Park pass

Purchase a Kangaroo Island Tour Pass which offers you 12 months access to Flinders Chase National Park and Seal Bay boardwalk/lookout, as well as admission to the following Kangaroo Island tours:

The Kangaroo Island Tour Pass can only be purchased at selected Parks Pass Outlets.

Camping

Entry and camping fees can be paid at the Flinders Chase Visitor Centre between 9 am and 5 pm (except Christmas Day). Outside opening hours, use the self-registration station available at the entrance to the Visitor Centre. Please bring the correct money as change is not available.

If you are planning a trip for a school group or other large group, please ensure you let the park know of your intentions.

Harvey's Return, Snake Lagoon and West Bay

Harvey's Return, Snake Lagoon and West Bay campers can access shower facilities at Rocky River for an additional $4.00 per person.

Campsite fees (per night)

Vehicle (max 8 people) - $15
Hikers/cyclists/additional vehicle occupant (per person) - $9
Group camping (20+ people - per person) - $6

Rocky River

Camping fees (per night)
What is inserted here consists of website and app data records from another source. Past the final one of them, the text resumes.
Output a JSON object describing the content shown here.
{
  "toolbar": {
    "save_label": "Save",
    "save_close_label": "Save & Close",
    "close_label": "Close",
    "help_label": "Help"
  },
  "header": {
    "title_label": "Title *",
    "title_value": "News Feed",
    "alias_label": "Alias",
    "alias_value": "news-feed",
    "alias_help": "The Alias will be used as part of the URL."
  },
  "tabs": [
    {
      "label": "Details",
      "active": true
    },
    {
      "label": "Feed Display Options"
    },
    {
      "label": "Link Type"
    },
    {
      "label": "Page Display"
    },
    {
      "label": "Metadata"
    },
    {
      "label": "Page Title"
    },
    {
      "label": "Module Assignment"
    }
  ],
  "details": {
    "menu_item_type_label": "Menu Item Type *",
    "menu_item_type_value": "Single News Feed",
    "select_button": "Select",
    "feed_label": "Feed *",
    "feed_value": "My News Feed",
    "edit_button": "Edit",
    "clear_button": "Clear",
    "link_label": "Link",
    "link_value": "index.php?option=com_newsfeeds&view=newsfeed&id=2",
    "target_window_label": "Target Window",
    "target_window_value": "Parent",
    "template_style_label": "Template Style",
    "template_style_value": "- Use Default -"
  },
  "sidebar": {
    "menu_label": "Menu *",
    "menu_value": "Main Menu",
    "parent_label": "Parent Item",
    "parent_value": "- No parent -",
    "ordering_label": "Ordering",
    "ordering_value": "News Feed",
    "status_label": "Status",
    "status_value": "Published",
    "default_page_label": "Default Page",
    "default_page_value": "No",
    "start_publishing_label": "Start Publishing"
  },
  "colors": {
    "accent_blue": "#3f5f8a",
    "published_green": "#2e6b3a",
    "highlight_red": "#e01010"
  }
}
Vehicle (max 8 people): $30.00
Hikers/cyclists/canoeing (per person): $11.00
Group of 20+ hikers/cyclists/canoeing (per person): $5.50

Kangaroo Island Wilderness Trail

Please visit the Kangaroo Island Wilderness Trail website for fee and booking information. 

Accommodation

All accommodation includes linen.

Rocky River - Mays Homestead (sleeps 6)

Price, per night, up to 2 people: $176.00
Additional adult per night: $30.00
Additional child per night: $15.00
(Discount available during off-peak, between 1st May - 31st August)

Minimum stay during peak periods: 2 nights

Rocky River - Postman's Cottage (sleeps 4)*

Price, per night, up to 2 people: $75.00
Additional person per night: $26.00
(Discount available during off-peak, between 1st May - 31st August)

Minimum stay during peak periods: 2 nights

Cape du Couedic - Karatta, Parndana, Troubridge Lodges (each sleeps 7)

Price, per night, up to 2 people: $225.00
Additional adult per night: $30.00
Additional child per night: $15.00
(Discount available during off-peak, between 1st May - 31st August)

Stay for five nights in the park's heritage accommodation and receive a complimentary Kangaroo Island Tour Pass!

Accommodation bookings and enquiries

Phone: (+61 8) 8553 4410
Email: KIParksAccom@sa.gov.au

Other fees and permits

There are no other fees or permits associated with this park.